Anxiety is about the future, about concerns that things will not work out well tomorrow, next week, or ever. Cognitive Behavioral Therapy identifies the main kinds of cognitive distortions. 1) Worst case scenarios. Given an upcoming event the anxious individual thinks about the worst thing that could happen. 2) All or nothing thinking. There’s no middle ground. 3) What if? 4) Overgeneralization. “This kind of situation always turns out badly.” 5) Seeing only the negative (which makes the positive invisible). If we expect the worst, the worst is likely to happen. Our expectations have a lot to do with how we feel about ourselves and the world. Negative expectations are likely to lead to negative outcomes.

The Vicious Cycle of TIEs

We start with a core negative belief, which leads to a negative “thought-image-emotion (TIE).” TIEs are what your mind “is.” This term “TIE” came to me recently while pondering the close relationship between thought, image, and emotion. Your TIE automatically leads to words and actions. Negative TIES lead to negative outcomes, which reinforce the negative beliefs that lead to ever-increasing anxiety.

Core beliefs are very deep and generally unconscious. Core beliefs are what make up the ego. These core beliefs are the fires that set TIES in motion. These beliefs include: 1) The world is a dangerous place. I need to be on guard. 2) I am an unlovable person. In order to be loved, I must do what the other person wants. 3) I am a flawed person. 4) People are generally hurtful. In order to feel safe, I can’t trust others. 5) Things will never get better.

Six Techniques for Relieving Anxiety

1. Identify and change negative thoughts.

2. Reframe. Switch from thinking that you have anxiety to, “I feel anxious.”

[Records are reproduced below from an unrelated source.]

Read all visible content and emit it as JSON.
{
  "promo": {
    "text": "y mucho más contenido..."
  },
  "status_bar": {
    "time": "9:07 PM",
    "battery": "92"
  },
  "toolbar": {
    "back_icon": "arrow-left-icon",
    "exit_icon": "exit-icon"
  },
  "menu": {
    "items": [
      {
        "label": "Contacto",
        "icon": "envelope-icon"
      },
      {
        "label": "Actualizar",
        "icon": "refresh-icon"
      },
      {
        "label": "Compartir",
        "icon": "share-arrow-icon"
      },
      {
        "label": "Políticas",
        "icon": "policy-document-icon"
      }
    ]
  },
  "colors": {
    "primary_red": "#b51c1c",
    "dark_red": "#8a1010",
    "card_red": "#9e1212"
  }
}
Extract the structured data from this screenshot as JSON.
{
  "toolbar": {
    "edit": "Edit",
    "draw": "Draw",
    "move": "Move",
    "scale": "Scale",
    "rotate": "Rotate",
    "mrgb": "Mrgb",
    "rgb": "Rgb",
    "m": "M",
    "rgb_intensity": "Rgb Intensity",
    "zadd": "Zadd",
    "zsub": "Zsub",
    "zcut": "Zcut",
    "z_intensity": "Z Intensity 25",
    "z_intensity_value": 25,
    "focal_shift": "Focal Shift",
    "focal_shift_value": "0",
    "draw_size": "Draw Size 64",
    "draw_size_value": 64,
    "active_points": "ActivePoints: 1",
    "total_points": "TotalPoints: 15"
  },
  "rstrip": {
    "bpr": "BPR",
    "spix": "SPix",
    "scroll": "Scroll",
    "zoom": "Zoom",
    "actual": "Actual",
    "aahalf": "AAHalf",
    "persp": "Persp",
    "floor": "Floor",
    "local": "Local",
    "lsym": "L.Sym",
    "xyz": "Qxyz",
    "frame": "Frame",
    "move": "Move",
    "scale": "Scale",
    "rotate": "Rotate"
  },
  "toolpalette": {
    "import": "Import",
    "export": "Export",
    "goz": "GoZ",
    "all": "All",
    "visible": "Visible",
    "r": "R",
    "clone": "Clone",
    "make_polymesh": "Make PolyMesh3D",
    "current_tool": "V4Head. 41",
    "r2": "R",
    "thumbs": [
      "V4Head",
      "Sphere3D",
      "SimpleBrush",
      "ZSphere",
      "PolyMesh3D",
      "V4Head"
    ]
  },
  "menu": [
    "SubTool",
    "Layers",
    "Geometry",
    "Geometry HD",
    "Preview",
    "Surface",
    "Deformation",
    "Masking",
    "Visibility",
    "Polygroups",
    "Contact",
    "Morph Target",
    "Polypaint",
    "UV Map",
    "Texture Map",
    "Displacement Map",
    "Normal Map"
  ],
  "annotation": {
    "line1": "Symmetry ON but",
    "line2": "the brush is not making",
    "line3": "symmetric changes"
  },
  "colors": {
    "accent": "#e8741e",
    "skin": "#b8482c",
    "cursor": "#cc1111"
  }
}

3. Practice a “positive outcome” imagery technique.

4. Breathe. Take two 4-4-8 breaths on the hour and several deep abdominal breaths every 15 minutes.

5. Meditate. There are several main forms of meditation. They all aim at slowing down and quieting the mind. The faster your mind goes the more anxious you are likely to feel. A still mind is free of thoughts, including anxious thoughts.

6. Exercise. If you’re in the midst of feeling severe anxiety, go for a long, brisk walk, or go jogging, cycling, or swimming. If you’re physically healthy, exercise until you are tired. You will feel more peaceful. And with brisk exercise you are breathing deeply the entire time.

Anxiety and Faith

The spiritual issues associated with anxiety are the clearest of any unpleasant mental state. Those issues are lack of faith and lack of inner peace. Anxious people fight to not feel anxious. But it’s more powerful to focus on a positive, such as “attaining inner peace,” rather than fighting a negative. Peace does not come to you because you found the right medication or nutritional supplement.

Faith, the main spiritual issue related to anxiety, almost always involves something greater than yourself. If you believe that God or a Higher Power is deeply involved in your life in a loving, protective way, you have the faith that everything works out. Faith is a core belief. If you’re lacking faith, pray for faith. Lack of faith is the underlying cause of anxiety. Buddhists don’t pray to God, but research shows that their prayers are as effective as those who pray to God. With faith you live with the core belief that everything happens for a reason. Whether life hands you something “good” or “bad,” faith helps you glide through life.

In the next issue we’ll focus on physical approaches that alleviate anxiety.

David Gersten, M.D. practices Nutritional Medicine and Integrative Psychiatry out of his Encinitas office and can be reached at 760-633-3063. His book Are You Getting Enlightened Or Losing Your Mind? is now available in bookstores and online.